**Description of the task:** From the entries that follow, report every line in which "title" occurs.
** Opening Entries provided block **
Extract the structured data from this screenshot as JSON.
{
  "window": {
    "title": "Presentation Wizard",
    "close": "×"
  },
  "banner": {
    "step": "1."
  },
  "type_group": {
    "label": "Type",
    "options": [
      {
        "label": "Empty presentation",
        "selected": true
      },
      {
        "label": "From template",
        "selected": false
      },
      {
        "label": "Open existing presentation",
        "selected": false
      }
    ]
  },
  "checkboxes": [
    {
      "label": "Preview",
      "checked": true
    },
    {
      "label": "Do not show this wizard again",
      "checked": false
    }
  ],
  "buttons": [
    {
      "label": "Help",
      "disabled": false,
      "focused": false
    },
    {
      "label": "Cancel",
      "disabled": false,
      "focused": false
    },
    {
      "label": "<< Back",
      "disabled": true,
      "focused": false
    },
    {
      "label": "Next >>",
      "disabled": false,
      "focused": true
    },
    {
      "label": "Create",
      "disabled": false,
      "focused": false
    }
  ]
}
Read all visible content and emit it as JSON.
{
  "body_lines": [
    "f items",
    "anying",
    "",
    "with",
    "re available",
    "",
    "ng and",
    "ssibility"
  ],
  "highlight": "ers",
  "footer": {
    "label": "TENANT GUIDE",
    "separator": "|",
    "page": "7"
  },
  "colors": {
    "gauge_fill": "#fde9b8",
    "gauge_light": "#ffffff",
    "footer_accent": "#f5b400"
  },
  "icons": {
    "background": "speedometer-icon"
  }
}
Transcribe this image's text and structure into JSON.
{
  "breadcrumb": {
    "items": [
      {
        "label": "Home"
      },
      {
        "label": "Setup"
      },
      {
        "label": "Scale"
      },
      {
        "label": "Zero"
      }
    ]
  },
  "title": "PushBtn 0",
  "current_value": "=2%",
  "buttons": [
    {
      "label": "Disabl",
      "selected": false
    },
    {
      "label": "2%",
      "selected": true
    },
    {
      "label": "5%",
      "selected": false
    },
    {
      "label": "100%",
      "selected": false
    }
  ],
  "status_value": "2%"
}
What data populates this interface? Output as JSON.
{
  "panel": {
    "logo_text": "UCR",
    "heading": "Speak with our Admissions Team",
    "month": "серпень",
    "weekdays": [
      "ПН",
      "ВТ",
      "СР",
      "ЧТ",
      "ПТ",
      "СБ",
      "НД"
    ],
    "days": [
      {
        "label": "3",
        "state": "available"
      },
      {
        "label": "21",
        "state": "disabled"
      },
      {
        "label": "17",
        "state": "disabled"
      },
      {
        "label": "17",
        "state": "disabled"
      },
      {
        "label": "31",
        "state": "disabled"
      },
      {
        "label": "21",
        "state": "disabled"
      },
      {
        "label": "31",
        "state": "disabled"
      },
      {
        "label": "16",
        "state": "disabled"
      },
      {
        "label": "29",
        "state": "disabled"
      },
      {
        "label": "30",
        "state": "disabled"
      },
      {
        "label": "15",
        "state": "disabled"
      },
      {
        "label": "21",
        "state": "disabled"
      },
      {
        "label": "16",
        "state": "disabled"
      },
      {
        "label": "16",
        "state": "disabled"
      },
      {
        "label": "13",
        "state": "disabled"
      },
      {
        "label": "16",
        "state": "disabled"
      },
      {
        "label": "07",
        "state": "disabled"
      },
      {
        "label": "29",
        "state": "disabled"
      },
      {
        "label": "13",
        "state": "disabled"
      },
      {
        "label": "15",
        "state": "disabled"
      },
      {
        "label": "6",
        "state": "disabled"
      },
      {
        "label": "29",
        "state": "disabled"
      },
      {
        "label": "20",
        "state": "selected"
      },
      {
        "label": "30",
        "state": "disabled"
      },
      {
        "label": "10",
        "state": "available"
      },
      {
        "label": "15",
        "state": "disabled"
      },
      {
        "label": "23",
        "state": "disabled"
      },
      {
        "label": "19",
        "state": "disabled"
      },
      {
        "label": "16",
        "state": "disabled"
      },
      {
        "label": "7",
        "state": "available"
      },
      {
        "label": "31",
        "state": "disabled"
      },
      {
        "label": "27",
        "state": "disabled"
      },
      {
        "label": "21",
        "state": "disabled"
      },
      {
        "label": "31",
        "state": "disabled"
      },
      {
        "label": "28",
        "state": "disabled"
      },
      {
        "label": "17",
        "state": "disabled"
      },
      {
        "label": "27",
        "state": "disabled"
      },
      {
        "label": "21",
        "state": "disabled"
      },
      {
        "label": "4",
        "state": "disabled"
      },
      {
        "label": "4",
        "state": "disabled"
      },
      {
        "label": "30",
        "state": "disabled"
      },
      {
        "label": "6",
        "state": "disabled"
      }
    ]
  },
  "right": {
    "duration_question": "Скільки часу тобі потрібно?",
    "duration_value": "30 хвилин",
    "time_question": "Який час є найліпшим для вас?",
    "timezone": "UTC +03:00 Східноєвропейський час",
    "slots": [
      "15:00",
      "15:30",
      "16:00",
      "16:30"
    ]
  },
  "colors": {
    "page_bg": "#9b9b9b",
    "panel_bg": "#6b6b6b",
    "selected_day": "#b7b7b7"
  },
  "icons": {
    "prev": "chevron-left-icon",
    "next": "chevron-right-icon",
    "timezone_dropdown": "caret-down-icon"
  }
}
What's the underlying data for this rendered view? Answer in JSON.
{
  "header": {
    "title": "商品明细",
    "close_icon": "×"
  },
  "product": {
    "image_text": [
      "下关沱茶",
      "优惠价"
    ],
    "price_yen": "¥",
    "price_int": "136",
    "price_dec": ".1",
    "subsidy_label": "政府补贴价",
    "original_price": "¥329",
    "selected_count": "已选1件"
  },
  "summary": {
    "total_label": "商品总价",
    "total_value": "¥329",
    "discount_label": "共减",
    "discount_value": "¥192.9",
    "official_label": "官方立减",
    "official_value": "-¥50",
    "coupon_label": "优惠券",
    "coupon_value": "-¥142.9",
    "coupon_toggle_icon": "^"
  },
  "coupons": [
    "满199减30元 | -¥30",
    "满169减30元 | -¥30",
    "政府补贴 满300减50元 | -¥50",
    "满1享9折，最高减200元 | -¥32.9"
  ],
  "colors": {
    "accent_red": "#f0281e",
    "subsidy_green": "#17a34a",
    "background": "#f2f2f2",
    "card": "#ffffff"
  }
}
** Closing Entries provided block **
**Answer to this problem:**
    "title": "Presentation Wizard",
  "title": "PushBtn 0",
    "title": "商品明细",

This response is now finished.